Of all the players who lasted long enough with the Seattle Mariners to get 2,000 at-bats, Yuniesky Betancourt was worse at getting on base (.302) than everybody else except Jim Presley and Jose Lopez. But it wasn't enough for Yuni to be bad to haunt Seattle fans. The one time he happened to actually be good also will haunt them. He helped cost the Mariners Strasburg.
Seattle had Strasburg nearly locked up on the penultimate day of the 2008 season. At 59-101, the Mariners held a half-game lead over Washington (59-100) for the worst record in baseball and the right to pick Strasburg the next June. They controlled their fate. With a magic number of two, any combination of Seattle losses or Nationals wins totaling two would bring Strasburg to Seattle.
That's when Yuni decided to hit like a young Ken Griffey Jr.. He went 5-for-7 with a walk, two runs and two RBI to lead the Mariners to 7-3 and 4-3 wins over Oakland. The Nationals clinched the Strasburg sweepstakes by losing two games to Philadelphia.
Those two otherwise meaningless Seattle wins changed baseball history. It could be one of the most costly "collapses" ever to end a season. The Mariners would be looking at a rotation today with Felix Hernandez, Cliff Lee and Strasburg. Instead, with the second pick of the 2009 draft, they took Dustin Ackley, thought to be the best college bat in the draft. Ackley, 22, has hit one home run in Double-A, though he does have a .402 OBP.
Betancourt has gone on to be even worse for Kansas City (.288 OBP).

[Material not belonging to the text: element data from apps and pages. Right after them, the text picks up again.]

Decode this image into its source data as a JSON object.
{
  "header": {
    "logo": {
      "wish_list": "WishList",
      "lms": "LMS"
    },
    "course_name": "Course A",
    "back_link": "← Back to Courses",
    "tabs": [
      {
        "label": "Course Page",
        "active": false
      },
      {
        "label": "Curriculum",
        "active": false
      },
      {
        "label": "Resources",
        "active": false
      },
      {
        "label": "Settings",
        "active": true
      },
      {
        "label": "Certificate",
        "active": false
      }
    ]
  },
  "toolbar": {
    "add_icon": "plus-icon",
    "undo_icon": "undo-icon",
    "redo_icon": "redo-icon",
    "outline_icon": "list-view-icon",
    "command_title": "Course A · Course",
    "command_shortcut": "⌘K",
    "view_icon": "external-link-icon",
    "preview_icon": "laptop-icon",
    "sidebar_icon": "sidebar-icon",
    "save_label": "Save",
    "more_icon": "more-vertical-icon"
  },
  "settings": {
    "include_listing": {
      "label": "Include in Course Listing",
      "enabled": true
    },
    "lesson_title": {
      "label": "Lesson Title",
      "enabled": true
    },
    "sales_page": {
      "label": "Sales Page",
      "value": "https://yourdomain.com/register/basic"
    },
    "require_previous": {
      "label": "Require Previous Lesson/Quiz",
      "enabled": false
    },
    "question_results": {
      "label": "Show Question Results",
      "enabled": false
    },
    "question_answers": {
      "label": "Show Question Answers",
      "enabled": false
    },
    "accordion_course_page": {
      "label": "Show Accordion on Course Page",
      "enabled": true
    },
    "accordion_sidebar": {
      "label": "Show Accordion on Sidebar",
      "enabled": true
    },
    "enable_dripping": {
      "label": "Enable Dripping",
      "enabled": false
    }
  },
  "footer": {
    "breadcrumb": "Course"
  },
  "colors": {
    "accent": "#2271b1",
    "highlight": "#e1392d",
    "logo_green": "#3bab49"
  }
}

With his next home run, number 129 with Tampa Bay, Carlos Pena will break a tie with Aubrey Huff as the all-time home run leader in franchise history. Likewise, with 10 more dingers, Dan Uggla will supplant Mike Lowell as the Marlins' all-time home run king. And Adrian Gonzalez needs 21 to replace Nate Colbert as the home run leader of the Padres.
Franchise home run king; it's actually one of the cooler and more underappreciated honorifics in baseball. And so here is all you need to know, and then some, about the 30 franchise leaders:
• Only six of the leaders are active: Pena and Huff, Lowell, Jim Thome (for Cleveland), Todd Helton (Colorado) and Vladimir Guerrero (Montreal/Washington).
• The leading totals for the Rays (128), Marlins (143) and Padres (163) -- all in jeopardy -- are the three lowest such marks among the 30 teams.
• The longest-standing franchise record belongs to the Yankees and Babe Ruth, who hit his last home run for New York in 1934. The next oldest records belong to the Red Sox (Ted Williams, since 1960), Dodgers (Duke Snider, 1962), Cardinals (Stan Musial, 1963), Giants (Willie Mays, 1971) and, in an odd four-way tie, the Braves (Hank Aaron), Tigers (Al Kaline), Twins (Harmon Killebrew) and Padres (Colbert), all of whom saw their franchise king go deep for the last time in 1974.